## What the exercise asks
Gather each line of the entries below that includes "name".

## Data for review
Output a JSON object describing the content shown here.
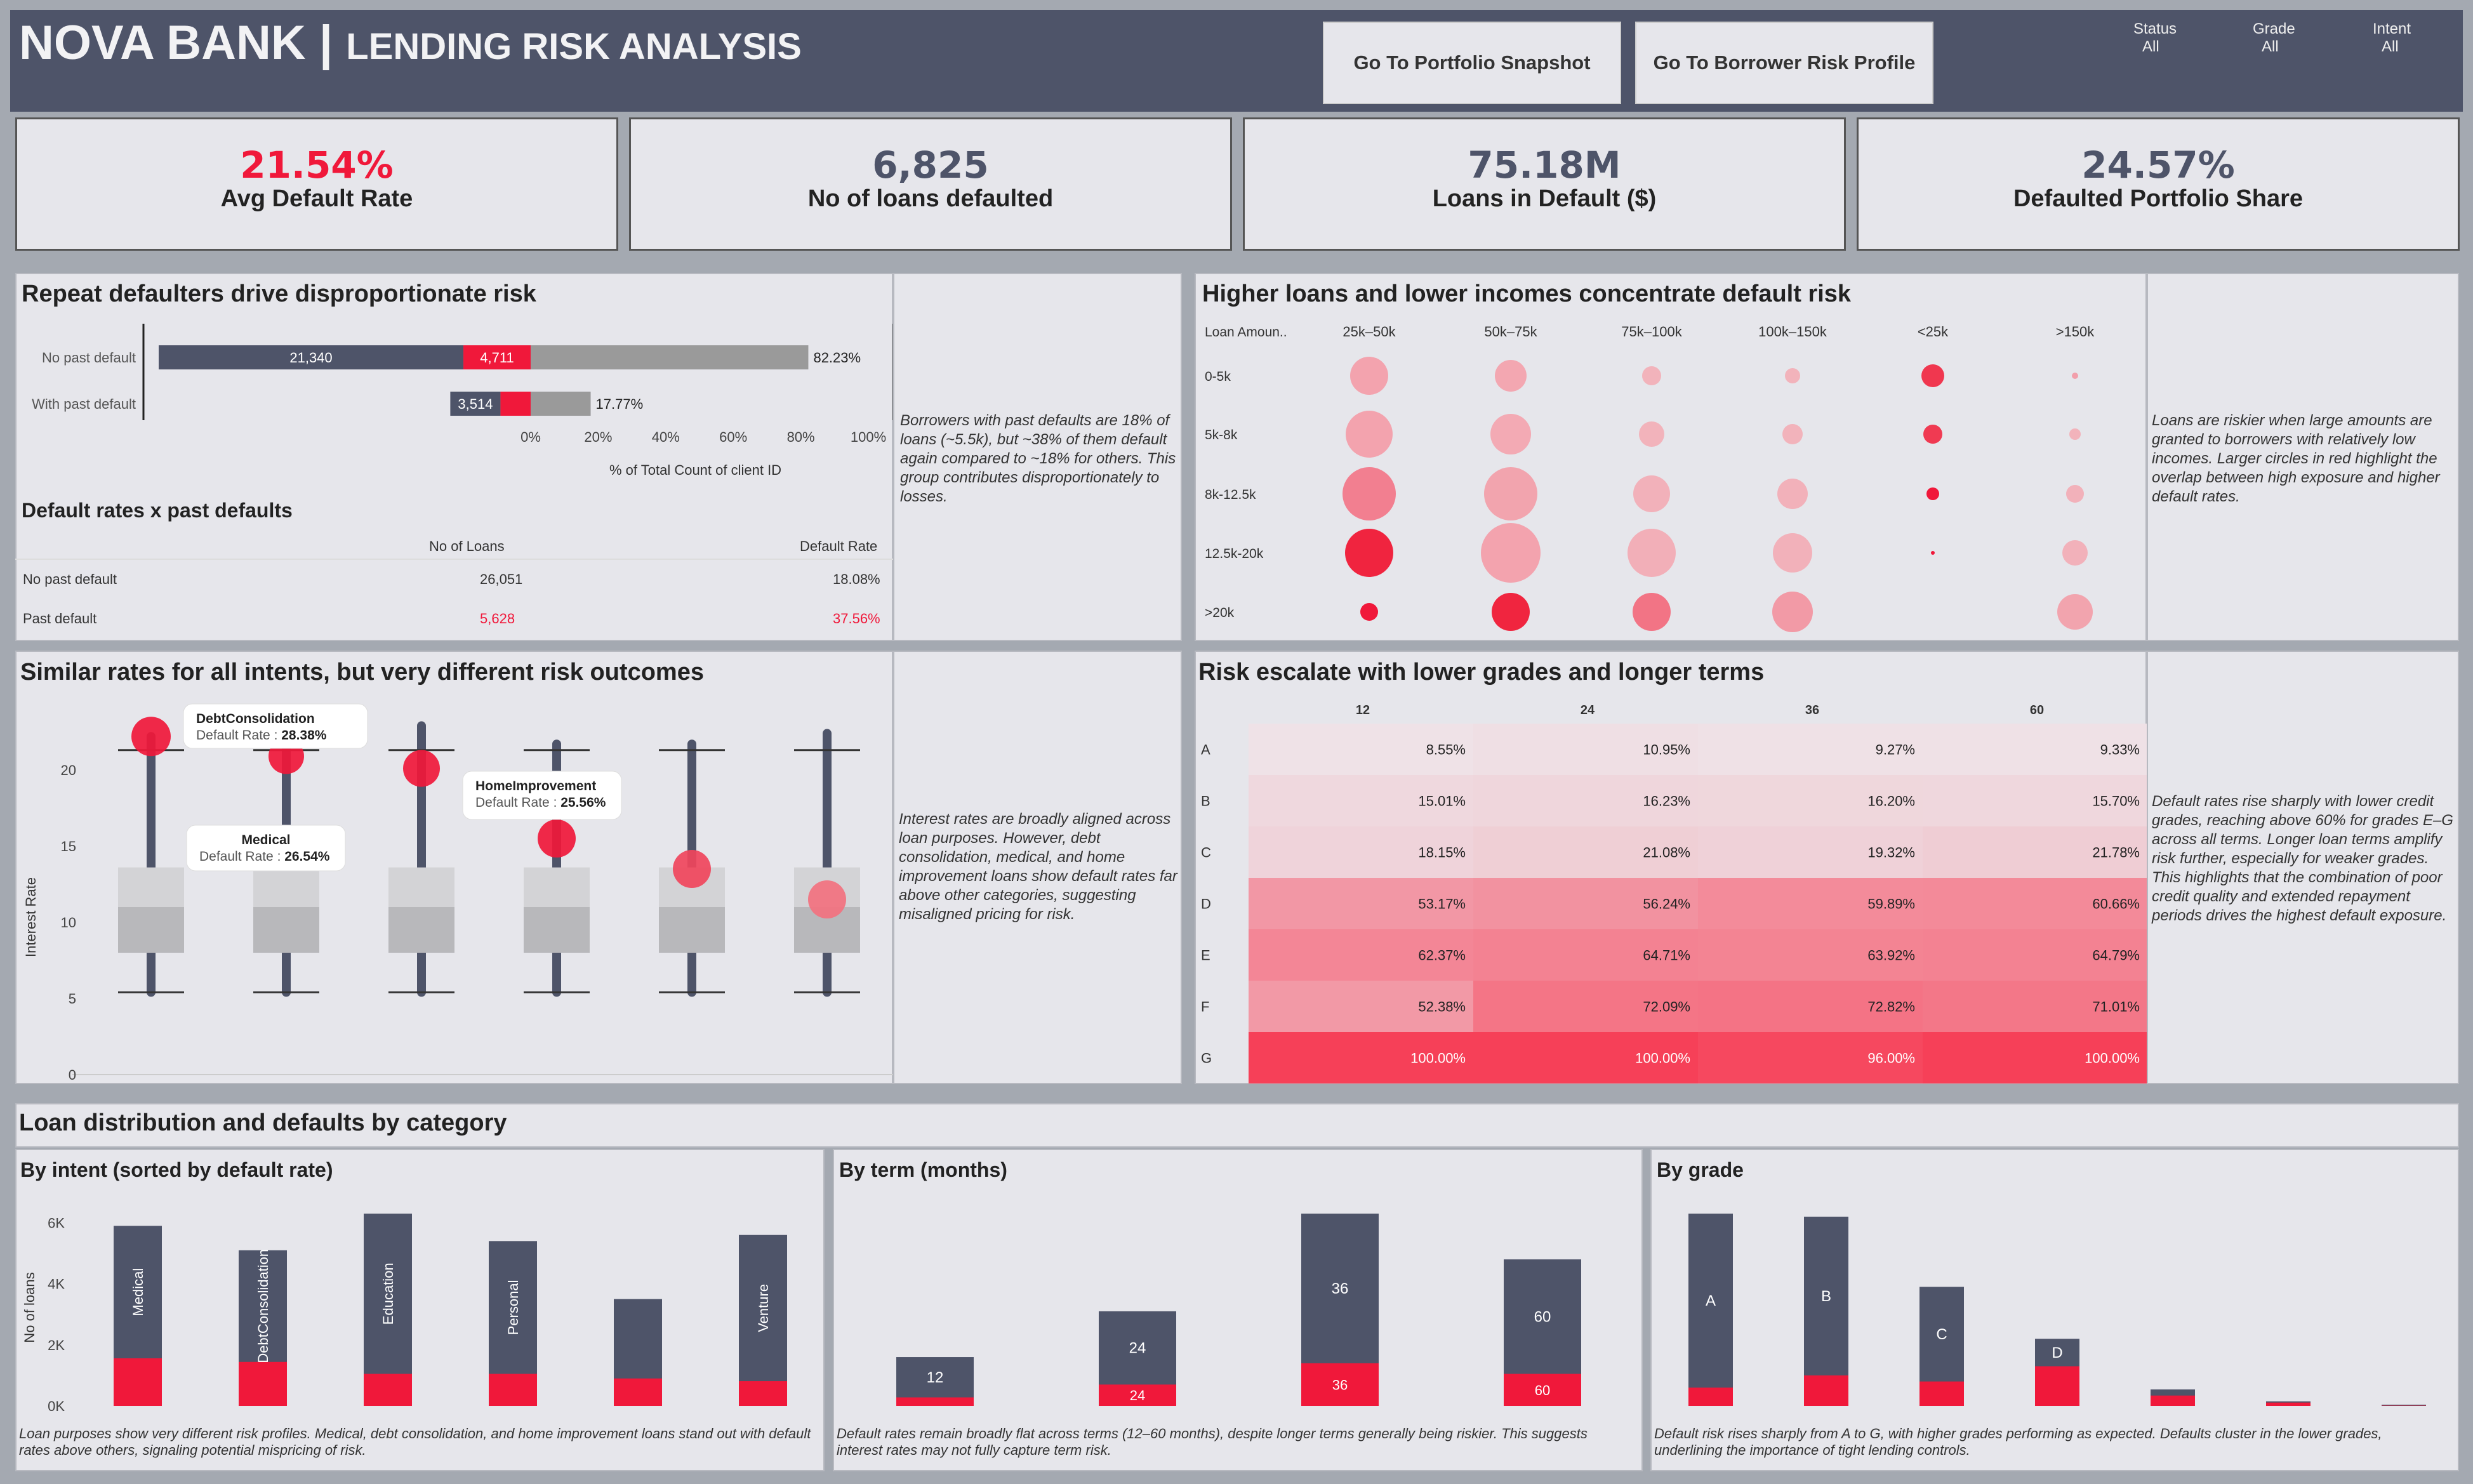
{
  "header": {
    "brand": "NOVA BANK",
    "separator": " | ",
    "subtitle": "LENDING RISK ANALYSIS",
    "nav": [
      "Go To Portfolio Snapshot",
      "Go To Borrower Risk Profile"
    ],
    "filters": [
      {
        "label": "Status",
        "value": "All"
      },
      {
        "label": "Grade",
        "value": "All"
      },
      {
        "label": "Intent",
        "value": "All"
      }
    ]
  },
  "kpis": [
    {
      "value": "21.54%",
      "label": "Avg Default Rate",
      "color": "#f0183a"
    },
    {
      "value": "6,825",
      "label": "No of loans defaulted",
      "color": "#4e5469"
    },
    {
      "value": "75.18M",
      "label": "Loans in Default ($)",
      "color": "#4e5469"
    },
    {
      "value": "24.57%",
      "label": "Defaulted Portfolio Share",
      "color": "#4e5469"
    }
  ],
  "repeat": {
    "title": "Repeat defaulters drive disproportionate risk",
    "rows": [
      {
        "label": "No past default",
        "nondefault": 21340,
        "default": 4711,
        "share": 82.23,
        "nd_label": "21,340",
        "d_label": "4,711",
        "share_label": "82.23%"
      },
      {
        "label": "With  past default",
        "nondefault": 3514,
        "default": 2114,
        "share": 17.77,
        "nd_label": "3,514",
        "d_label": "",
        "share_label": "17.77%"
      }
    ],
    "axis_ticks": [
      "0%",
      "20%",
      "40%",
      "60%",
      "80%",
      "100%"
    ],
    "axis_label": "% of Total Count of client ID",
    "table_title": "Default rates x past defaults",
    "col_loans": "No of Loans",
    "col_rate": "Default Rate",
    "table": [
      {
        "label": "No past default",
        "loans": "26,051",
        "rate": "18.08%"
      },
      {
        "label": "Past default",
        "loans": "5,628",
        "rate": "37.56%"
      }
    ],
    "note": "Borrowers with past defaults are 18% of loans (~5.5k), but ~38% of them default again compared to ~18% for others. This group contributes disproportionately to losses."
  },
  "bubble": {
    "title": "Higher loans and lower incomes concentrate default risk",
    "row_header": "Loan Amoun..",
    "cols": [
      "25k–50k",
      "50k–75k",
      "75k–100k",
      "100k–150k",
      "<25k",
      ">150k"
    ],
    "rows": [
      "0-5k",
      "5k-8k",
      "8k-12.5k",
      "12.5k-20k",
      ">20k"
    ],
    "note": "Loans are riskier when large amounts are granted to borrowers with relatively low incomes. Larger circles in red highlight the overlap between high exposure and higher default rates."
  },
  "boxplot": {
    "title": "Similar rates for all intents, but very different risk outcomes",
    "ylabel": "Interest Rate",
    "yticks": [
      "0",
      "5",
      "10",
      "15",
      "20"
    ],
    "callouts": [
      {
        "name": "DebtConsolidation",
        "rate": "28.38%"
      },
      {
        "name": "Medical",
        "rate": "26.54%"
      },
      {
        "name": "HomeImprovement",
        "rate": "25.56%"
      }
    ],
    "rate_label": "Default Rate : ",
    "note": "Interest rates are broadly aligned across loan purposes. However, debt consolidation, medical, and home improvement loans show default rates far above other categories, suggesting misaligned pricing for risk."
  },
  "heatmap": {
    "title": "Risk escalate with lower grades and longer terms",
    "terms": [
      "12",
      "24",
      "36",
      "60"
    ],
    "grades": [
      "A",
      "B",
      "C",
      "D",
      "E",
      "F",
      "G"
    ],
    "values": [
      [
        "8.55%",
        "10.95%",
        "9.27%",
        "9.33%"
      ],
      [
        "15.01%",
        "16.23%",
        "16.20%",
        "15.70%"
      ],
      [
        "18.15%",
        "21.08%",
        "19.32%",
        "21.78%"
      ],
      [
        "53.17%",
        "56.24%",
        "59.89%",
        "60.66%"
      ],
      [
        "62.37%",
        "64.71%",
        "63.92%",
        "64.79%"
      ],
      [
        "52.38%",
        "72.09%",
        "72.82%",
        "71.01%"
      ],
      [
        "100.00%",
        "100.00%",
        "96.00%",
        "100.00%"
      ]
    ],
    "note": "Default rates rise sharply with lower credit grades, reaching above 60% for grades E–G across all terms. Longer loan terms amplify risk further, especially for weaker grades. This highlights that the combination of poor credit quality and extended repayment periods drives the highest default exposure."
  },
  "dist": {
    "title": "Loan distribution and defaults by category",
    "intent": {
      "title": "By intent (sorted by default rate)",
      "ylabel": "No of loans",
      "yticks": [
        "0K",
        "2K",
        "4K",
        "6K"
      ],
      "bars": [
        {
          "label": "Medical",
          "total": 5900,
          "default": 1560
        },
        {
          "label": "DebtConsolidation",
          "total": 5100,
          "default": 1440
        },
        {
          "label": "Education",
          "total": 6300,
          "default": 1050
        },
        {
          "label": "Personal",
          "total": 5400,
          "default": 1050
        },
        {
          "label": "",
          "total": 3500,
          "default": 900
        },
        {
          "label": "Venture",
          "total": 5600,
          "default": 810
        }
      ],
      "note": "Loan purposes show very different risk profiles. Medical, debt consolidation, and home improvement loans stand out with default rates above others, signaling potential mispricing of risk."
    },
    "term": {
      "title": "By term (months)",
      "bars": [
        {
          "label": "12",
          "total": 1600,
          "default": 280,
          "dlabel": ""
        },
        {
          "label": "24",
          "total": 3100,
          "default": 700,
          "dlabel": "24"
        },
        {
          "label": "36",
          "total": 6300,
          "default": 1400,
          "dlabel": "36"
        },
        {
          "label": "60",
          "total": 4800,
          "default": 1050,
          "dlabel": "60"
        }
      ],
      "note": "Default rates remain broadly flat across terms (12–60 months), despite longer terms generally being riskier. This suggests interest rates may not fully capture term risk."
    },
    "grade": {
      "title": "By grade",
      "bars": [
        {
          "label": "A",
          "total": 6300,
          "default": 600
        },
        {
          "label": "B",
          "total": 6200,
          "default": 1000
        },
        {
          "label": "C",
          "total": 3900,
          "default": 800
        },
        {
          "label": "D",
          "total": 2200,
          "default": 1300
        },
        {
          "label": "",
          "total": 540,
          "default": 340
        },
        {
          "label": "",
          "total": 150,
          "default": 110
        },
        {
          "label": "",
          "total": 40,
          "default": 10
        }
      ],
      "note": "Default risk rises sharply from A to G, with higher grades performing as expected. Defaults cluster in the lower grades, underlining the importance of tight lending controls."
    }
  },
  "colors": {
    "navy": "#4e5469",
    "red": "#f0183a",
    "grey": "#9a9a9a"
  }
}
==
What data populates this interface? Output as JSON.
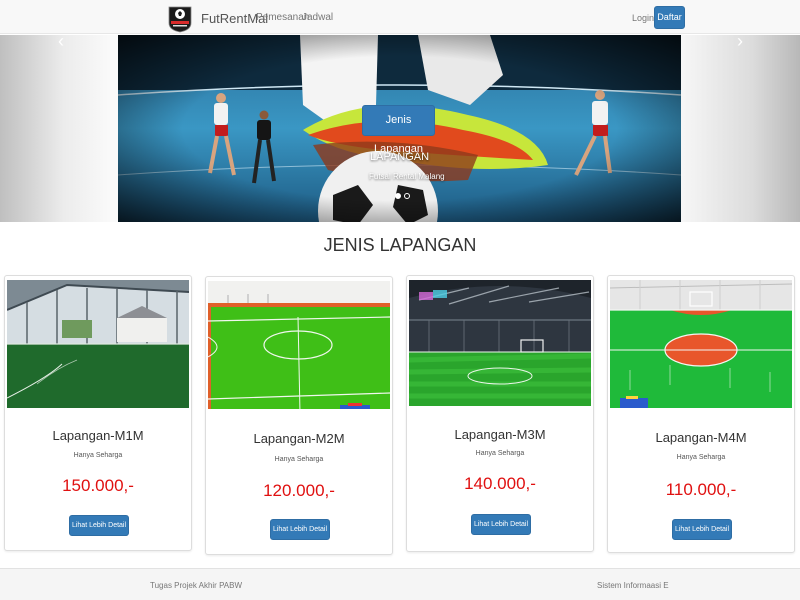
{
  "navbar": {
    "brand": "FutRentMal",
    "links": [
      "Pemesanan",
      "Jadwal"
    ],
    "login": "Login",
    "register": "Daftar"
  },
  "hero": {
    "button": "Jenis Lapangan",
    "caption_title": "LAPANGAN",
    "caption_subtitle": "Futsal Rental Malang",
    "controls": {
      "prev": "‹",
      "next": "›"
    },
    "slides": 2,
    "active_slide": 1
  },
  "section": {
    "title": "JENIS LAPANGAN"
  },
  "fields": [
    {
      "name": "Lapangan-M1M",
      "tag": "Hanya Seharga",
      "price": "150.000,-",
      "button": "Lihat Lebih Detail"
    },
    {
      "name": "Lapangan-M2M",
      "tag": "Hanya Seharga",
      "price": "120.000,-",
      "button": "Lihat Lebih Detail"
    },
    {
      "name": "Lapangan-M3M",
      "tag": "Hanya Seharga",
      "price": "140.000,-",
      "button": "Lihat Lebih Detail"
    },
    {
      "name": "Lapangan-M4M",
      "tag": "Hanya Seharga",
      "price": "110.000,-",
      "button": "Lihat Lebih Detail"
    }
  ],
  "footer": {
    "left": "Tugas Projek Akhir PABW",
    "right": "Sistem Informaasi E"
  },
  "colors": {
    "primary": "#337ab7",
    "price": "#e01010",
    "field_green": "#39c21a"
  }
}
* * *
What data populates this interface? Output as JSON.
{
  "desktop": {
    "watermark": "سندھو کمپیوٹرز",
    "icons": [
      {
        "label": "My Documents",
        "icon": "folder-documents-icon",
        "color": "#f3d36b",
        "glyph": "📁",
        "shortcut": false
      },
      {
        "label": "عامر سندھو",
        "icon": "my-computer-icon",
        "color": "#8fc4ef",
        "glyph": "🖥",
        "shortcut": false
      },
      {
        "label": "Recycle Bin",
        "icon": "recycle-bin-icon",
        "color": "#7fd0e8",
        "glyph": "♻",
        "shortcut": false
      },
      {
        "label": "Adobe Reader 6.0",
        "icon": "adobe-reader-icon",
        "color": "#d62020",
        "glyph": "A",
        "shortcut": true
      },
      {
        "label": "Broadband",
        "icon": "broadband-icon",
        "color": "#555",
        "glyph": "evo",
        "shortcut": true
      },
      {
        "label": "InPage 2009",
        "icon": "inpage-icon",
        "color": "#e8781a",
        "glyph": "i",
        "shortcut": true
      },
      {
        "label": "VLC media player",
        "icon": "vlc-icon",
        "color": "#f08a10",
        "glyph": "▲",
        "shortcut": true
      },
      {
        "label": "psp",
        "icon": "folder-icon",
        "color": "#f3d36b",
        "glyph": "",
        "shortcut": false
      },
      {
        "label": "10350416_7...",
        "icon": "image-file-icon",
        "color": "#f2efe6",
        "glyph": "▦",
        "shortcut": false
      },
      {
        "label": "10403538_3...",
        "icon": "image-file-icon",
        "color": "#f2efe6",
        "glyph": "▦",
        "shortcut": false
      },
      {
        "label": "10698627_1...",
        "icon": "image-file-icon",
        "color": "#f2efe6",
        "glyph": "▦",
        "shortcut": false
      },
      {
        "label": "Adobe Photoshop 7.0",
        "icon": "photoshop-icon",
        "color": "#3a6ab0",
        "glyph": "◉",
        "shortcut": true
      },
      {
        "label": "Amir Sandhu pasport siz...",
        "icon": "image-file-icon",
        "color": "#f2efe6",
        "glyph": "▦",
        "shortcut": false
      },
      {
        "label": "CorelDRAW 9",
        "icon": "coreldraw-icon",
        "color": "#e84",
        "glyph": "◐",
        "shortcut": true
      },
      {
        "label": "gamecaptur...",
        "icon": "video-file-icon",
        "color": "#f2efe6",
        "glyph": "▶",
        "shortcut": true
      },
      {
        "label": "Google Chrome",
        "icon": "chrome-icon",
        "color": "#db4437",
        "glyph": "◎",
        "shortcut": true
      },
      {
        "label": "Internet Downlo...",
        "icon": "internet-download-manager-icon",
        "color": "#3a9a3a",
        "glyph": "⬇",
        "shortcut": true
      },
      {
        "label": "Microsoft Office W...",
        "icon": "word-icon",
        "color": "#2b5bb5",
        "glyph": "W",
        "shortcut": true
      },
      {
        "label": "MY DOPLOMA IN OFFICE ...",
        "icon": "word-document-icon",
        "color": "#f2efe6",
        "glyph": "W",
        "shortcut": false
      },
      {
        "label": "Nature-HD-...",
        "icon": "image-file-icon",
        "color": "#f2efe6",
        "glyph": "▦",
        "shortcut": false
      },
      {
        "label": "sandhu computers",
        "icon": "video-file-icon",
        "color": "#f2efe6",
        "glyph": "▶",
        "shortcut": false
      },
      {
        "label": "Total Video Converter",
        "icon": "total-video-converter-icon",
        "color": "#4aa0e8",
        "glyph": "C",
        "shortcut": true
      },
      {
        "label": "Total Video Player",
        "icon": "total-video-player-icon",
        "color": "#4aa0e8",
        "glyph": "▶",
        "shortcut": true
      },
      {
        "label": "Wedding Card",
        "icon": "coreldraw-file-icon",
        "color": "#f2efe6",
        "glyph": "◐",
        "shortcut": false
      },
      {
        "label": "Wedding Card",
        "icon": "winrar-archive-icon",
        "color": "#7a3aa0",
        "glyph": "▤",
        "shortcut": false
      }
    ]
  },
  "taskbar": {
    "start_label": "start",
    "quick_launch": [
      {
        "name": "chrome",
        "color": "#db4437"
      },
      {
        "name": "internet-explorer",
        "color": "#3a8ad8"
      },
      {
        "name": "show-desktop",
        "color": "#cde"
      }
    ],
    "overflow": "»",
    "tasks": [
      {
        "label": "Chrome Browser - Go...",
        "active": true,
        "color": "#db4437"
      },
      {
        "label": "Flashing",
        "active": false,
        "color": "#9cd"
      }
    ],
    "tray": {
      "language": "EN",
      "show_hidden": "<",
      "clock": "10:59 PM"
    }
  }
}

## Reply
        "name": "DebtConsolidation",
        "name": "Medical",
        "name": "HomeImprovement",
      "name": "Lapangan-M1M",
      "name": "Lapangan-M2M",
      "name": "Lapangan-M3M",
      "name": "Lapangan-M4M",
        "name": "chrome",
        "name": "internet-explorer",
        "name": "show-desktop",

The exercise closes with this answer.